Vandalism to the electrical infrastructure always threatens power supply by deliberately starting fires which then take out parts of the electrical grid, not to mention destroying ecosystems, animals, farms, livestock, businesses, homes and destroying people’s lives. Vandals have also been known to directly attack parts of the grid.


Then there are the extreme threats to our electrical power supply in terms of terrorism by radical groups and rogue countries. Such malevolent groups may intentionally target power utilities to cause maximum power outages, including from the ever-increasing risk of cyber-attacks, or, worse still, aim to deploy electromagnetic pulse (EMP) weapons to destroy all electronic equipment within entire regions. The intention is to create as much damage and disruption as possible to an entire society’s municipal services and economy.

Solutions To Electricity Supply Threats

Contact your electricity provider if any interruption to the supply would be life threatening, such as where life support equipment is imperative and where business will be subjected to exceptionally high financial losses and costs. Consider purchasing and implementing your own power generation systems including generators, photovoltaic systems, battery banks and portable power stations.

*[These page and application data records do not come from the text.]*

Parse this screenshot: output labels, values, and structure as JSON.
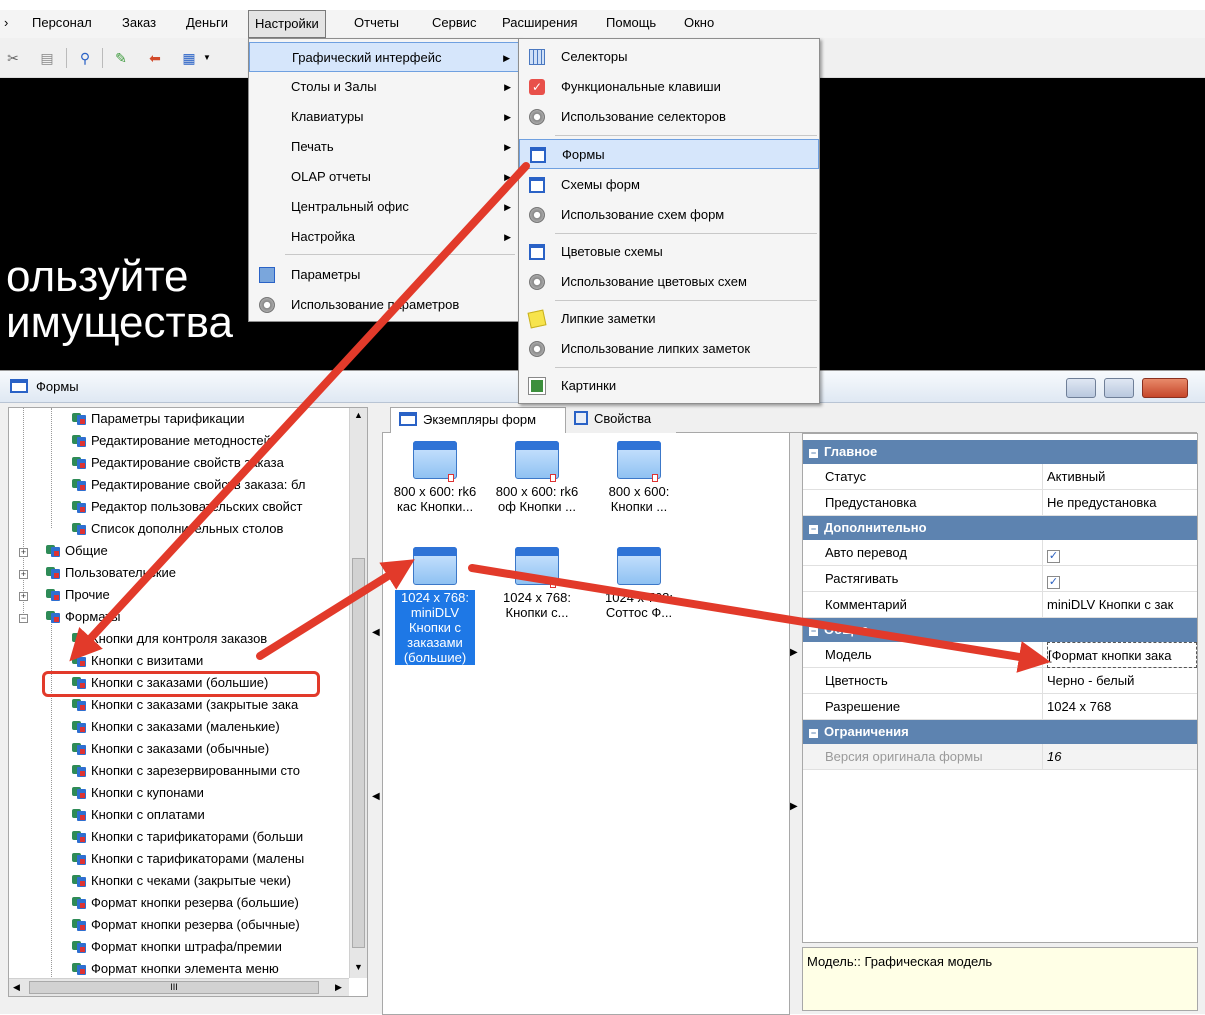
{
  "menubar": {
    "items": [
      "Персонал",
      "Заказ",
      "Деньги",
      "Настройки",
      "Отчеты",
      "Сервис",
      "Расширения",
      "Помощь",
      "Окно"
    ],
    "left_fragment": "›"
  },
  "background_text": {
    "line1": "ользуйте",
    "line2": "имущества"
  },
  "settings_menu": {
    "items": [
      {
        "label": "Графический интерфейс",
        "submenu": true
      },
      {
        "label": "Столы и Залы",
        "submenu": true
      },
      {
        "label": "Клавиатуры",
        "submenu": true
      },
      {
        "label": "Печать",
        "submenu": true
      },
      {
        "label": "OLAP отчеты",
        "submenu": true
      },
      {
        "label": "Центральный офис",
        "submenu": true
      },
      {
        "label": "Настройка",
        "submenu": true
      },
      {
        "label": "Параметры",
        "submenu": false
      },
      {
        "label": "Использование параметров",
        "submenu": false
      }
    ],
    "arrow_glyph": "▶"
  },
  "gui_submenu": {
    "items": [
      {
        "label": "Селекторы",
        "icon": "grid-icon"
      },
      {
        "label": "Функциональные клавиши",
        "icon": "check-icon"
      },
      {
        "label": "Использование селекторов",
        "icon": "gear-icon"
      },
      {
        "label": "Формы",
        "icon": "window-icon"
      },
      {
        "label": "Схемы форм",
        "icon": "window-icon"
      },
      {
        "label": "Использование схем форм",
        "icon": "gear-icon"
      },
      {
        "label": "Цветовые схемы",
        "icon": "window-icon"
      },
      {
        "label": "Использование цветовых схем",
        "icon": "gear-icon"
      },
      {
        "label": "Липкие заметки",
        "icon": "note-icon"
      },
      {
        "label": "Использование липких заметок",
        "icon": "gear-icon"
      },
      {
        "label": "Картинки",
        "icon": "picture-icon"
      }
    ]
  },
  "window": {
    "title": "Формы"
  },
  "tree": {
    "items": [
      {
        "label": "Параметры тарификации"
      },
      {
        "label": "Редактирование методностей"
      },
      {
        "label": "Редактирование свойств заказа"
      },
      {
        "label": "Редактирование свойств заказа: бл"
      },
      {
        "label": "Редактор пользовательских свойст"
      },
      {
        "label": "Список дополнительных столов"
      },
      {
        "label": "Общие"
      },
      {
        "label": "Пользовательские"
      },
      {
        "label": "Прочие"
      },
      {
        "label": "Форматы"
      },
      {
        "label": "Кнопки для контроля заказов"
      },
      {
        "label": "Кнопки с визитами"
      },
      {
        "label": "Кнопки с заказами (большие)"
      },
      {
        "label": "Кнопки с заказами (закрытые зака"
      },
      {
        "label": "Кнопки с заказами (маленькие)"
      },
      {
        "label": "Кнопки с заказами (обычные)"
      },
      {
        "label": "Кнопки с зарезервированными сто"
      },
      {
        "label": "Кнопки с купонами"
      },
      {
        "label": "Кнопки с оплатами"
      },
      {
        "label": "Кнопки с тарификаторами (больши"
      },
      {
        "label": "Кнопки с тарификаторами (малены"
      },
      {
        "label": "Кнопки с чеками (закрытые чеки)"
      },
      {
        "label": "Формат кнопки резерва (большие)"
      },
      {
        "label": "Формат кнопки резерва (обычные)"
      },
      {
        "label": "Формат кнопки штрафа/премии"
      },
      {
        "label": "Формат кнопки элемента меню"
      }
    ],
    "hscroll_label": "III"
  },
  "tabs": [
    {
      "label": "Экземпляры форм",
      "selected": true
    },
    {
      "label": "Свойства",
      "selected": false
    }
  ],
  "instances": [
    {
      "line1": "800 x 600: rk6",
      "line2": "кас Кнопки..."
    },
    {
      "line1": "800 x 600: rk6",
      "line2": "оф Кнопки ..."
    },
    {
      "line1": "800 x 600:",
      "line2": "Кнопки ..."
    },
    {
      "line1": "1024 x 768:",
      "line2": "miniDLV Кнопки с заказами (большие)",
      "selected": true
    },
    {
      "line1": "1024 x 768:",
      "line2": "Кнопки с..."
    },
    {
      "line1": "1024 x 768:",
      "line2": "Соттос Ф..."
    }
  ],
  "properties": {
    "categories": {
      "main": "Главное",
      "extra": "Дополнительно",
      "general": "Общие",
      "limits": "Ограничения"
    },
    "rows": {
      "status": {
        "name": "Статус",
        "value": "Активный"
      },
      "preset": {
        "name": "Предустановка",
        "value": "Не предустановка"
      },
      "auto": {
        "name": "Авто перевод",
        "value": "✓"
      },
      "stretch": {
        "name": "Растягивать",
        "value": "✓"
      },
      "comment": {
        "name": "Комментарий",
        "value": "miniDLV Кнопки с зак"
      },
      "model": {
        "name": "Модель",
        "value": "[Формат кнопки зака"
      },
      "color": {
        "name": "Цветность",
        "value": "Черно - белый"
      },
      "resolution": {
        "name": "Разрешение",
        "value": "1024 x 768"
      },
      "version": {
        "name": "Версия оригинала формы",
        "value": "16"
      }
    }
  },
  "description": "Модель:: Графическая модель",
  "colors": {
    "arrow": "#e23a2a",
    "category_bg": "#5d83b0",
    "selection": "#1e78e6"
  }
}
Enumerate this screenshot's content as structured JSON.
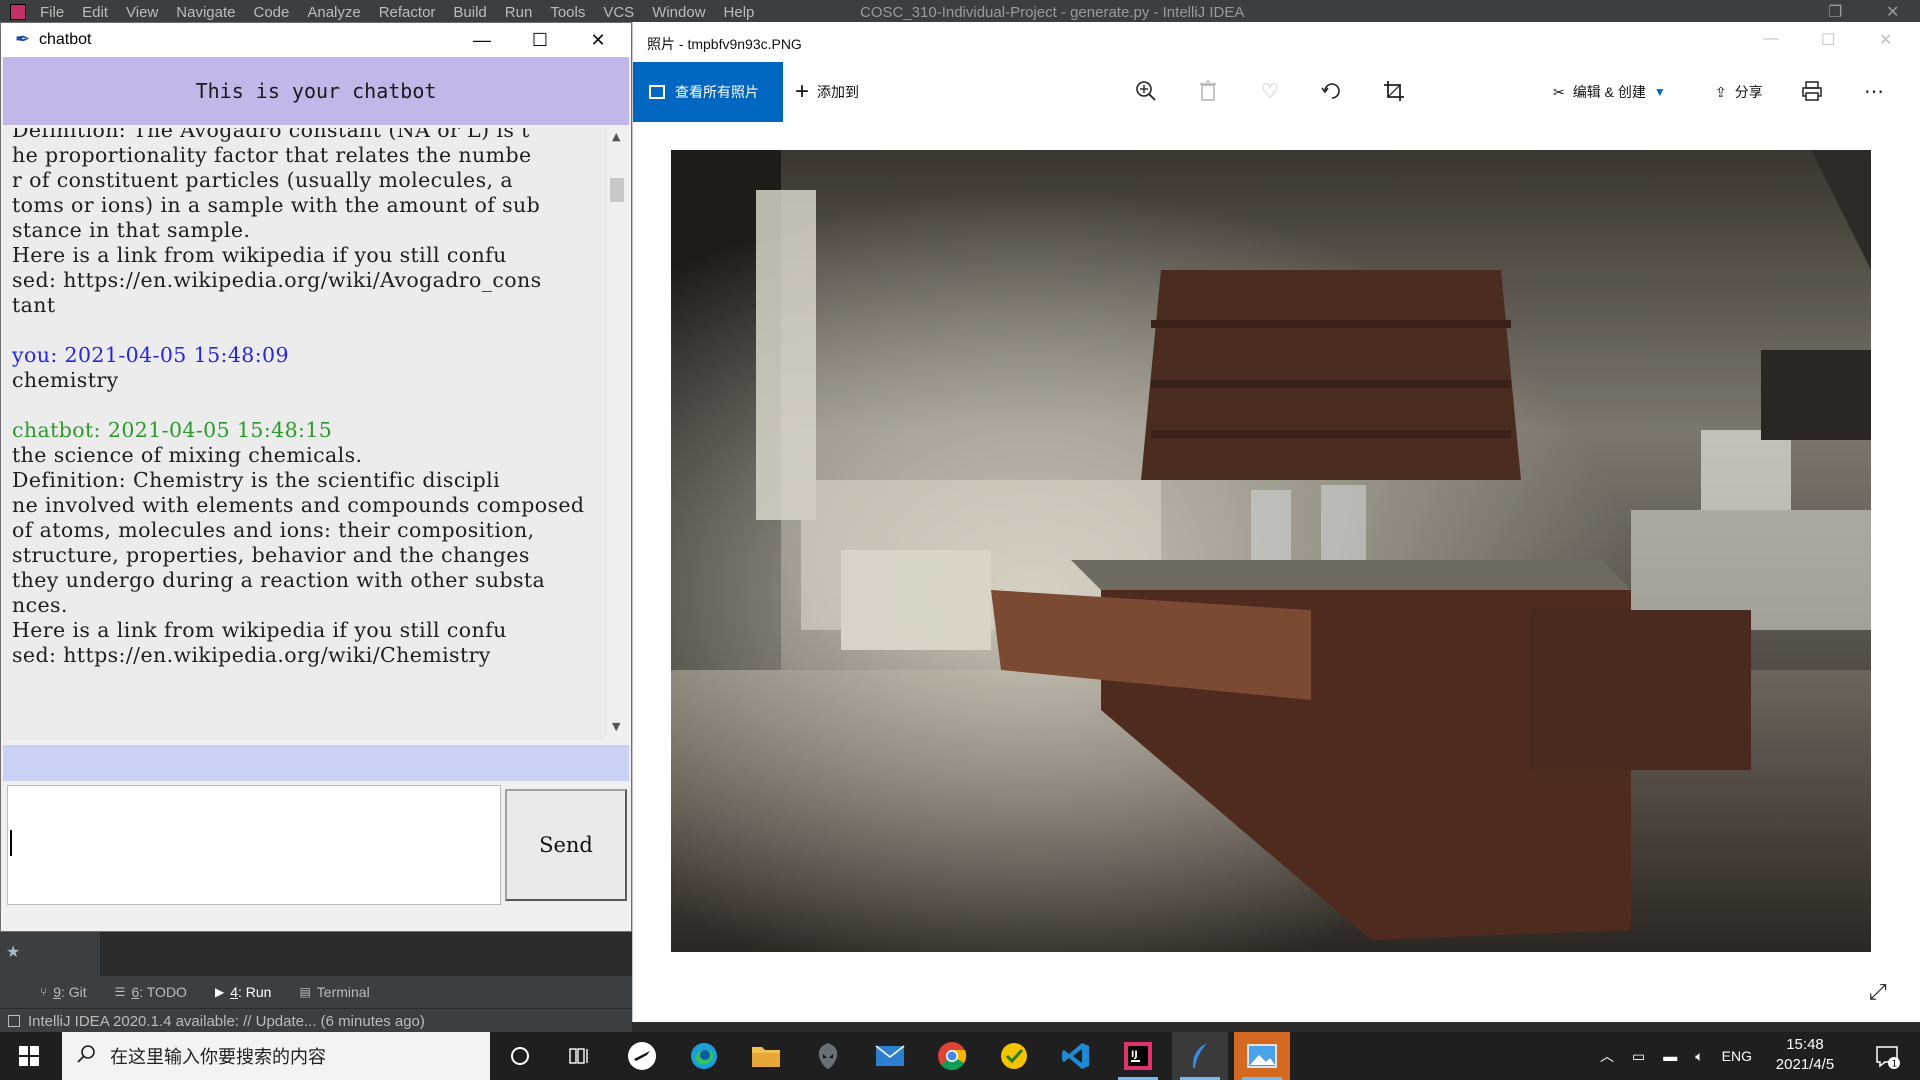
{
  "ide": {
    "menu": [
      "File",
      "Edit",
      "View",
      "Navigate",
      "Code",
      "Analyze",
      "Refactor",
      "Build",
      "Run",
      "Tools",
      "VCS",
      "Window",
      "Help"
    ],
    "title": "COSC_310-Individual-Project - generate.py - IntelliJ IDEA",
    "tool_windows": [
      {
        "num": "9",
        "label": ": Git",
        "icon": "git-branch-icon"
      },
      {
        "num": "6",
        "label": ": TODO",
        "icon": "list-icon"
      },
      {
        "num": "4",
        "label": ": Run",
        "icon": "run-icon"
      },
      {
        "num": "",
        "label": "Terminal",
        "icon": "terminal-icon"
      }
    ],
    "status_text": "IntelliJ IDEA 2020.1.4 available: // Update... (6 minutes ago)"
  },
  "chatbot": {
    "window_title": "chatbot",
    "header": "This is your chatbot",
    "messages": [
      {
        "kind": "text",
        "text": "Definition: The Avogadro constant (NA or L) is t"
      },
      {
        "kind": "text",
        "text": "he proportionality factor that relates the numbe"
      },
      {
        "kind": "text",
        "text": "r of constituent particles (usually molecules, a"
      },
      {
        "kind": "text",
        "text": "toms or ions) in a sample with the amount of sub"
      },
      {
        "kind": "text",
        "text": "stance in that sample."
      },
      {
        "kind": "text",
        "text": "Here is a link from wikipedia if you still confu"
      },
      {
        "kind": "text",
        "text": "sed: https://en.wikipedia.org/wiki/Avogadro_cons"
      },
      {
        "kind": "text",
        "text": "tant"
      },
      {
        "kind": "blank",
        "text": " "
      },
      {
        "kind": "you",
        "text": "you: 2021-04-05 15:48:09"
      },
      {
        "kind": "text",
        "text": "chemistry"
      },
      {
        "kind": "blank",
        "text": " "
      },
      {
        "kind": "bot",
        "text": "chatbot: 2021-04-05 15:48:15"
      },
      {
        "kind": "text",
        "text": "the science of mixing chemicals."
      },
      {
        "kind": "text",
        "text": "Definition: Chemistry is the scientific discipli"
      },
      {
        "kind": "text",
        "text": "ne involved with elements and compounds composed"
      },
      {
        "kind": "text",
        "text": "of atoms, molecules and ions: their composition,"
      },
      {
        "kind": "text",
        "text": "structure, properties, behavior and the changes"
      },
      {
        "kind": "text",
        "text": "they undergo during a reaction with other substa"
      },
      {
        "kind": "text",
        "text": "nces."
      },
      {
        "kind": "text",
        "text": "Here is a link from wikipedia if you still confu"
      },
      {
        "kind": "text",
        "text": "sed: https://en.wikipedia.org/wiki/Chemistry"
      }
    ],
    "input_value": "",
    "send_label": "Send",
    "colors": {
      "header_bg": "#c2b7e8",
      "you": "#2626d8",
      "bot": "#2b9a2b",
      "strip": "#c9d2f5"
    }
  },
  "photos": {
    "window_title": "照片 - tmpbfv9n93c.PNG",
    "view_all_label": "查看所有照片",
    "add_to_label": "添加到",
    "edit_create_label": "编辑 & 创建",
    "share_label": "分享",
    "accent": "#0067c0"
  },
  "taskbar": {
    "search_placeholder": "在这里输入你要搜索的内容",
    "apps": [
      "cortana-icon",
      "task-view-icon",
      "forza-icon",
      "edge-icon",
      "file-explorer-icon",
      "alienware-icon",
      "mail-icon",
      "chrome-icon",
      "norton-icon",
      "vscode-icon",
      "intellij-icon",
      "python-feather-icon",
      "photos-icon"
    ],
    "lang": "ENG",
    "time": "15:48",
    "date": "2021/4/5",
    "notification_count": "1"
  }
}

Taking these very potential threats into consideration, the concept of preparedness could include protecting your electrical equipment from CME’s and EMP’s. This introduces us to the value of Faraday cages. These are basically metal boxes, appropriately sealed to exclude pulsed electrical radiation. Ideally they do need to be earthed or grounded to help assist the electrical discharge.

We purchased the EcoFlow River Max to test it out!

Wild Earth Battery

For greater portability, read Wild Earth's Blog on - 'Best Portable Solar & Power Banks'


People need the electrical power system for numerous reasons including to help stay warm, support health care, supply food and in general to allow comfortable living conditions. Businesses need electrical energy to help provide goods and services, and governments need electricity to provide all municipal services. Life as we know it could be drastically impaired if for any reason the energy supply systems are interrupted and fail.

Threats to the electricity supply infrastructure include severe weather events like storms and floods, from other natural phenomena such as lightning strikes and wildfires, and from pernicious threats of vandalism and terrorism. Our governments and utility power companies are grossly unprepared for the threat of a coronal mass ejection which has the very real potential to destroy all electrical equipment and power supply systems.

The current threats and future risks, potentially compounded by world instability, climate change, increasing natural disasters and more severe weather events, could all readily result in more frequent and longer lasting disruptions to our power supply. The consequences may be catastrophic for many, directly and indirectly destroying and taking people’s lives. However, there are solutions to help protect yourself, family and businesses from such threats.

electricity grid
Solar storm